GestureWorks Core is a comprehensive gesture processing library for Windows applications that leverages the efficiency of C++. This authoring environment enables developers to quickly and easily create gesture driven applications in many languages. The core library comes with bindings and examples for C++, .NET, Java and Python but users are encouraged to create their own bindings in any language that suits their needs.
The library works by clustering touch points intercepted at the operating system level and performs a complex series of analyses in the “Gestureworks Core” which results in object targeted gesture events being passed to the application layer. The application can then direct the what happens with the event data.
The gesture analysis performed in the the core is a multi-step process which is collectively called the “gesture processing”. The following segments outline this process in more detail.
Gestureworks Core creates an abstracted input model so that touch, motion and general HCI input can be analyzed for gestures and passed to the application layer via a standard binding. This opens developers to create GML for applications in a device agnostic manner so that they are free to define a completely natural UX that operates as expected regardless of the input device. A critical step in abstracting the input data is normalizing device input into a a set of virtual interaction points regardless of weather integrating devices directly use touch interaction to generate “touch” points. In this respect Gestureworks Core documentation uses the phrase “touch point” in a abstract sense and should more accurately be read as “virtual interaction point”.
The first step in the process is the direct association of interactive touch points with registered interactive objects in the application. Touch point groups called “clusters” are created for each registered interactive object (the “owner” or “target” of the touch points). This is done using a hit-test function which built into the application binding layer.
The processing of a frame in Gestureworks involves fundamentally characterizing the behavior of the touch points in each object cluster, then matching these behaviors against gestures that have also been registered to the interactive object. Gestures can have very different matching criteria and use a variety of different analysis methods to characterize changes in the state of clusters. This detailed criteria is directly defined in the GML gesture associated with application and the object.
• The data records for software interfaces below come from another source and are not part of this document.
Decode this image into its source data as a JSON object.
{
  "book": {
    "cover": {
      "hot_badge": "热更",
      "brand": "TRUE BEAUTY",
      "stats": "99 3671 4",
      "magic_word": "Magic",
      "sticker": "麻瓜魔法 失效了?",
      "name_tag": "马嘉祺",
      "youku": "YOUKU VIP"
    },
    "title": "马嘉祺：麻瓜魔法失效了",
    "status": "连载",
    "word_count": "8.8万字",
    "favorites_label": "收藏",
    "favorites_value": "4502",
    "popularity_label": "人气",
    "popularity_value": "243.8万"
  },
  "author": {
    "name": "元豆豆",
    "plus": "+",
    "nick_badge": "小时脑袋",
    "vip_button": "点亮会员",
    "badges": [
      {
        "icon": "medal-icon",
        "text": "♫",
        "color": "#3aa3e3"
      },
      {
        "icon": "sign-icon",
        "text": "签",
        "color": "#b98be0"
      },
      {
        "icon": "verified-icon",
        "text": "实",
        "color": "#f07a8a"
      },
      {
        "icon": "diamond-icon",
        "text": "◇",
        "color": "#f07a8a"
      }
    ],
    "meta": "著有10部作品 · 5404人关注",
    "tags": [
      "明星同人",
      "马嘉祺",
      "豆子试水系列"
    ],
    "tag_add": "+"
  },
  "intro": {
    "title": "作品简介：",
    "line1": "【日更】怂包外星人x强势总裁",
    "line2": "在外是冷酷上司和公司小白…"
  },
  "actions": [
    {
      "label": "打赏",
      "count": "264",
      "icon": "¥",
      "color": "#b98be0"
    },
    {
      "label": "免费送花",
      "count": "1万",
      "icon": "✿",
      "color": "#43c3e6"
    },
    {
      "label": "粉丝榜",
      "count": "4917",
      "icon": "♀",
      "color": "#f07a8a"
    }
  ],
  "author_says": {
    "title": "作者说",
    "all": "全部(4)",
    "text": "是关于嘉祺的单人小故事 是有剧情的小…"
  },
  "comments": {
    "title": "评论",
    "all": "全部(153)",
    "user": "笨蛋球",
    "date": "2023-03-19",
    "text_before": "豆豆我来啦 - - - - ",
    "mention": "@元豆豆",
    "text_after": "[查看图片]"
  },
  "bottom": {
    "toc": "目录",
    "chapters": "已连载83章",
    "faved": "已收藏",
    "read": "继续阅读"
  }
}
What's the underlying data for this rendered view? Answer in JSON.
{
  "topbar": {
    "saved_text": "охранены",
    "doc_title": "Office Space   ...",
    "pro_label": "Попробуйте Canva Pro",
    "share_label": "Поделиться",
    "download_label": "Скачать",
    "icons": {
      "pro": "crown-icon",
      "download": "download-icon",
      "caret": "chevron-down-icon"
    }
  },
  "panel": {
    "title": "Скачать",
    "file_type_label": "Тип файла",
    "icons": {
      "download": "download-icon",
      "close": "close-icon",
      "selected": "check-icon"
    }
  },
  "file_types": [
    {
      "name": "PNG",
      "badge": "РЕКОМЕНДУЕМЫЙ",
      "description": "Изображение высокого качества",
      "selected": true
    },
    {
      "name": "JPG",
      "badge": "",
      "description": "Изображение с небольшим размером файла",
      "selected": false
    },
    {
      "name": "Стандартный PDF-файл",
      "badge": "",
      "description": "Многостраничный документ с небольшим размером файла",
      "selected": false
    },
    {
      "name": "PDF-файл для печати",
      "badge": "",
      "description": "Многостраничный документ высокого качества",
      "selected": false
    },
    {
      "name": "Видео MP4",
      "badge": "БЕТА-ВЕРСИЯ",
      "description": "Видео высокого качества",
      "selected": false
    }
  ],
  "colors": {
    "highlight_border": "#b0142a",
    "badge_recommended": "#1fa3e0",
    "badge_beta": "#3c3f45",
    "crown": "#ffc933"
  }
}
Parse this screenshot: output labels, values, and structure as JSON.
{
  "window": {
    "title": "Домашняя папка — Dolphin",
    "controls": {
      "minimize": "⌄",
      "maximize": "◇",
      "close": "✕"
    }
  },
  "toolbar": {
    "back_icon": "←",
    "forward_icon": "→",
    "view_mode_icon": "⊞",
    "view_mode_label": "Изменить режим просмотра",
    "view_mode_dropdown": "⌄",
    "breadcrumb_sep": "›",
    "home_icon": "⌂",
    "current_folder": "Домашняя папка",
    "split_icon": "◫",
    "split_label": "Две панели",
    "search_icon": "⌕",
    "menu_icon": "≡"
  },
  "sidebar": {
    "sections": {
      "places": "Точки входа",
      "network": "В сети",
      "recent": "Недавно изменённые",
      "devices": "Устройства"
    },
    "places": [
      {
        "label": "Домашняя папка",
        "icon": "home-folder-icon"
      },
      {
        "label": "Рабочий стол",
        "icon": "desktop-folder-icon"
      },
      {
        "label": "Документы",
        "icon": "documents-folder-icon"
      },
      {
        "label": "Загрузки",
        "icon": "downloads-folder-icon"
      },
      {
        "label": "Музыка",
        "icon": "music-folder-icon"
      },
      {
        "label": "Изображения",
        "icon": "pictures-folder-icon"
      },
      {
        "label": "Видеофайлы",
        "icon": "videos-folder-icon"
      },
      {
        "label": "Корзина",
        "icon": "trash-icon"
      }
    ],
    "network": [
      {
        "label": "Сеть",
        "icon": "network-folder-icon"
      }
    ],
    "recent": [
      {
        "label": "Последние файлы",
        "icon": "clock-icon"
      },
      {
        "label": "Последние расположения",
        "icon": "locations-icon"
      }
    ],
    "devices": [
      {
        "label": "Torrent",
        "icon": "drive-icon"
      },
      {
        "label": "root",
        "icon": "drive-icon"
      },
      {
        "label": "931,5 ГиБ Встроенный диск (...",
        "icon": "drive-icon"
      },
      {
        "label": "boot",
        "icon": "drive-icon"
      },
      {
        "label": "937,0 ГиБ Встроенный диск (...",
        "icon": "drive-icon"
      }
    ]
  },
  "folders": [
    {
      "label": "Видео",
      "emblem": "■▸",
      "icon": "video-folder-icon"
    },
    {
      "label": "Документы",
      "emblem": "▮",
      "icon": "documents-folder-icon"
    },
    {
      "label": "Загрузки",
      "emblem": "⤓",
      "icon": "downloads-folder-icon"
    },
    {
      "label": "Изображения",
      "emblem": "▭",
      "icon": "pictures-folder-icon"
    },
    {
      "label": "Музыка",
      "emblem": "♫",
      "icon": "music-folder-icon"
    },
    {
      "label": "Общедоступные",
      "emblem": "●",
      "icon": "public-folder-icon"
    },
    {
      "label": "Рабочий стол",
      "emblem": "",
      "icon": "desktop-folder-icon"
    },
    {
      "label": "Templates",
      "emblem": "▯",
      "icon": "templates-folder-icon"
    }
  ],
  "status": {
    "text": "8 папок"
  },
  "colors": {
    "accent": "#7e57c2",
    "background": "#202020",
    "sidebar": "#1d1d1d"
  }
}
GML definitions can be used to define every detail of a gesture: from the number of touch points, the type of motion, return values, applied numerical filters, value limits, target properties to how and when the gesture event is dispatched. This can be modified without having to make any changes to the application itself (as is XML based and external to the app) and so removes the need to recompile the application when developing gesture interactions.
Cluster analysis generally consists of one of four metrics which provide a series of configurable calculations that measure specific fundamental dynamic cluster properties: Kinemetric, Temporalmetric,Vectormetric and Geometric analysis (there are some occasions where more than one metric can be used). These collections of algorithms generate the raw cluster data which is then passed into the gesture pipeline.
The cluster data is further processed through the gesture pipeline which consists of a series of filters that act to modify the delta values. For example the “mean” filter samples a set of delta values that pass through the filter and returns the mean average of the values. More than one filter can be applied to data passing through the gesture pipeline. The effect of adding each new filter is cumulative. The final values that are returned from the gesture pipeline depend not only on the initial values and the applied filters but also the order in which the filters are arranged.
Once the gesture data has passed through the gesture pipeline it is organized and packaged in the gesture manager. The data structure is then sent for dispatching.
Gesture Event Dispatch
The Gesture event dispatch received qualified gesture data structures and actively manages when and how a gesture event is dispatched to the application layer. For example some events are “continuous” and others can be “discrete”. Continuous gesture events that have qualified for dispatch are propagated to the application layer upon each processed frame. Discrete gesture events are dispatched on a predefined interval or one time per gesture action.
For example: A “2-finger-drag” gesture, will only dispatch a gesture event if two touch points are moving by a critical threshold amount. When the gesture is returned the change in position placed in the event data structure. To achieve this Gestureworks Core is internally configured (using the “2-finger-drag” GML) so that the initial matching criteria requires only two touch points in an object cluster. Using the kinemetric the translation of the touch points in the cluster is continuously calculated and passes into the gesture pipeline. These delta values are then checked to see if they match the threshold conditions. If they fall between the correct limits the gesture data is then packaged into a gesture event object and dispatched to the application layer. Upon receiving the gesture event the application can then use the returned dx and dy values to update the position of the relevant display item so that it appears to be dragged.
For more details of gesture types using different metrics see the GestureML wiki:
Also, for more information about Gesture Markup Language, GestureML, see GestureML.org
The internal structure of the HTML server is almost identical to the standard Gestureworks Core install described above with Gestureworks Websocket Server taking the role of the client application. The only change is that the Gestureworks Event Handler is disabled and raw touch data is provided by the client.
The Websocket Server and Client Library maintan a persistent HTTP websocket connection using the Socket.IO library.
The server contains a 60Hz event loop, during which it will process touch events as specified above and publish raw point and gesture events to the client. The client receives these events and provides EventEmitter style subscription handles.
Additionally, the client library provides thin proxies for touch object and gesture recognition, as well as for touch point assignment. These simply serialize their arguments and transmit them to the server to be processed.